2c. How many recursively palindromic binary strings are there of length N? (A string “s” of length N is recursively palindromic is “s” is a palindrome and the first half of “s”, i.e from s[0] to s[N/2 - 1] is also recursively palindrome). For example for N = 5, there are four such strings {00000, 00100, 11011, 11111}, so answer is 4.

## Solution

2a. Length is 7 so treat it as 7 dashes. The first 3 dashes fix the characters for the last 3 dashes as well and the middle dash can be anything. So answer is 26^4.

2b. For general N, extend this idea to 26^{\lceil \frac{N}{2} \rceil}. This is ceiling function, because for odd N, the middle dash provides extra 26 options, but for even there is no such middle dash.

2c. TBA

3a. Number of factors of 840 (including 1 and 840 itself)?

3b. Sum of all the factors of 840 (including 1 and 840 itself)?

3c. Number of factors and sum of factors for a generic N?

## Solution

3c. Explaining the generalised version, can extend it for specific N = 840.

Let N = p_1^{k_1} \times p_2^{k_2} \times \dots = \prod_{i = 1}^{m}p_i^{k_i}, where each p_i is a unique prime number and k_i > 0 and m denotes the number of distinct prime factors of N, i.e this representation is the prime factorisation of N.

Now using this, you can see that the number of factors is (k_1 + 1) \times (k_2 + 1) \times \dots = \prod_{i = 1}^{m}(k_i + 1)

Proof: Your factor must be have its prime factorisation as a “subset” of the prime factorisation of N, i.e let K be a factor of N and its prime factorisation be p_1^{q_1}\times p_2^{q_2} \dots p_m^{q_m}, then q_i \leq k_i, \forall i \in [1, m].

Now each of the prime has to come lesser of equal number of times than it comes in N. So for p_1 how many possibilities do we have?
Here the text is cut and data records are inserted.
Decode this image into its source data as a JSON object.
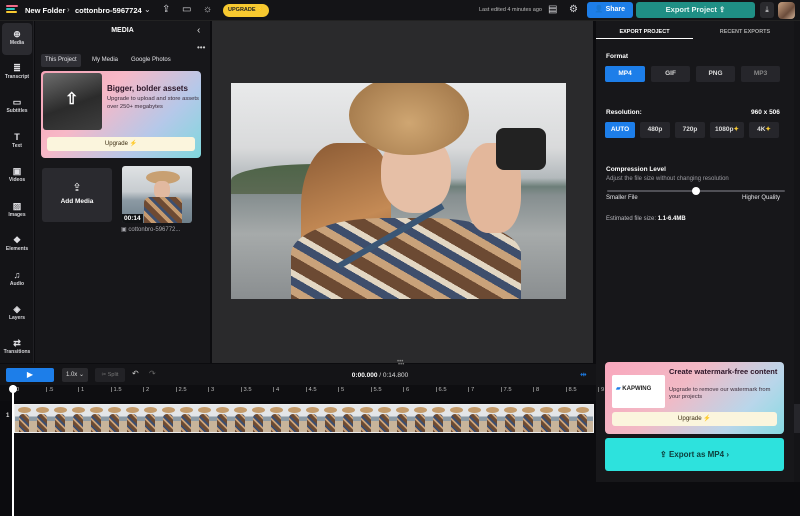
{
  "topbar": {
    "folder": "New Folder",
    "project": "cottonbro-5967724",
    "upgrade_label": "UPGRADE",
    "edited": "Last edited 4 minutes ago",
    "share_label": "Share",
    "export_label": "Export Project"
  },
  "leftnav": [
    {
      "label": "Media",
      "icon": "media-icon"
    },
    {
      "label": "Transcript",
      "icon": "transcript-icon"
    },
    {
      "label": "Subtitles",
      "icon": "subtitles-icon"
    },
    {
      "label": "Text",
      "icon": "text-icon"
    },
    {
      "label": "Videos",
      "icon": "videos-icon"
    },
    {
      "label": "Images",
      "icon": "images-icon"
    },
    {
      "label": "Elements",
      "icon": "elements-icon"
    },
    {
      "label": "Audio",
      "icon": "audio-icon"
    },
    {
      "label": "Layers",
      "icon": "layers-icon"
    },
    {
      "label": "Transitions",
      "icon": "transitions-icon"
    }
  ],
  "media": {
    "title": "MEDIA",
    "tabs": [
      "This Project",
      "My Media",
      "Google Photos"
    ],
    "promo": {
      "heading": "Bigger, bolder assets",
      "text": "Upgrade to upload and store assets over 250+ megabytes",
      "button": "Upgrade"
    },
    "add_media": "Add Media",
    "thumb": {
      "duration": "00:14",
      "name": "cottonbro-596772..."
    }
  },
  "export_panel": {
    "tabs": [
      "EXPORT PROJECT",
      "RECENT EXPORTS"
    ],
    "format_label": "Format",
    "formats": [
      "MP4",
      "GIF",
      "PNG",
      "MP3"
    ],
    "resolution_label": "Resolution:",
    "resolution_value": "960 x 506",
    "resolutions": [
      "AUTO",
      "480p",
      "720p",
      "1080p",
      "4K"
    ],
    "compression_label": "Compression Level",
    "compression_desc": "Adjust the file size without changing resolution",
    "compression_level": 0.5,
    "smaller": "Smaller File",
    "higher": "Higher Quality",
    "est_label": "Estimated file size:",
    "est_value": "1.1-6.4MB",
    "watermark": {
      "heading": "Create watermark-free content",
      "text": "Upgrade to remove our watermark from your projects",
      "brand": "KAPWING",
      "button": "Upgrade"
    },
    "export_button": "Export as MP4"
  },
  "timeline": {
    "speed": "1.0x",
    "split": "Split",
    "current_time": "0:00.000",
    "total_time": "0:14.800",
    "track_number": "1",
    "ticks": [
      "0",
      ".5",
      "1",
      "1.5",
      "2",
      "2.5",
      "3",
      "3.5",
      "4",
      "4.5",
      "5",
      "5.5",
      "6",
      "6.5",
      "7",
      "7.5",
      "8",
      "8.5",
      "9"
    ]
  },
  "colors": {
    "accent": "#1d7ee9",
    "export": "#2de2dd",
    "upgrade": "#f7c930"
  }
}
We have p_1^0, p_1^1, \dots, p_1^{k_1}, i.e (k_1 + 1) possibilities. Similarly for a general p_i we have (k_i + 1) possibilities. Since each prime is independent for us, therefore answer is $\prod_{i = 1}^{m}(k_i + 1).

Sum of factors = (p_1^0 + p_1^1 + p_1^2 + \dots + p_1^{k_1}) \times (p_2^0 + p_2^1 + \dots + p_2^{k_2}) \times \dots = \prod_{i = 1}^{m}(\sum_{j = 1}^{k_i}(p_i^j)) = \prod_{i = 1}^{m}\frac{p_i^{k_i + 1} - 1}{p_i - 1}

Proof: Think of the polynomial (p_1^0 + p_1^1 + p_1^2 + \dots + p_1^{k_1}) \times (p_2^0 + p_2^1 + \dots + p_2^{k_2}) \times \dots = \prod_{i = 1}^{m}(\sum_{j = 1}^{k_i}(p_i^j)). Then try to actually manually work out each term of this expression. Notice that each term will be of the form p_1^{a_1} \times p_2^{a_2} \times \dots \times p_m^{a_m}, where this term is actually one of the factors of N. Also notice that each factor will come at least once and not be duplicated, i.e it will come exactly once. What this means is that that all the terms of this expression are all the factors. And all the terms are under addition, so they are giving us the same only. That is why the expression is equal to the sum of all the factors (including 1 and N)

4a. Given x + y + z = 10, x >= 0, y >= 0 and z >= 0, how many integer solutions, i.e triplets of integer (x, y, z)'s are there satisfying the above system of equations?

4b. How about x + y + z = 10, x >= 1, y >= 2 and z >= 3. Now how many ?

## Solution

4a. Think of forming 10 as 10 stones and x, y, z as 2 sticks. So you have 10 stones and 2 sticks and you want to put these sticks in between these 10 stones which are present in a straight line. x will be equal to the number of stones between the start and the first stick, y will be the number of stones between first and second stick and z will the be the number of stones between the second stick and the end. Notice that solving number of non-negative solutions to x + y + z = 10 is now equal to the number of ways we can put these 2 sticks. So we have 10 + 2 = 12 dashes and we want to put these 2 sticks in between, i.e C(12, 2).

4b. TBA

I hope to add more questions as and when I feel we can move to harder questions.

Feel free to have an attempt at these questions and share you solutions/explanations in the comment section below

*Update 1*: I saw a good response and will be working on adding more problems soon. Meanwhile I have added solutions to some of the parts. Please, please dont look at those solutions immediately after reading the question. Also TBA = To Be Announced.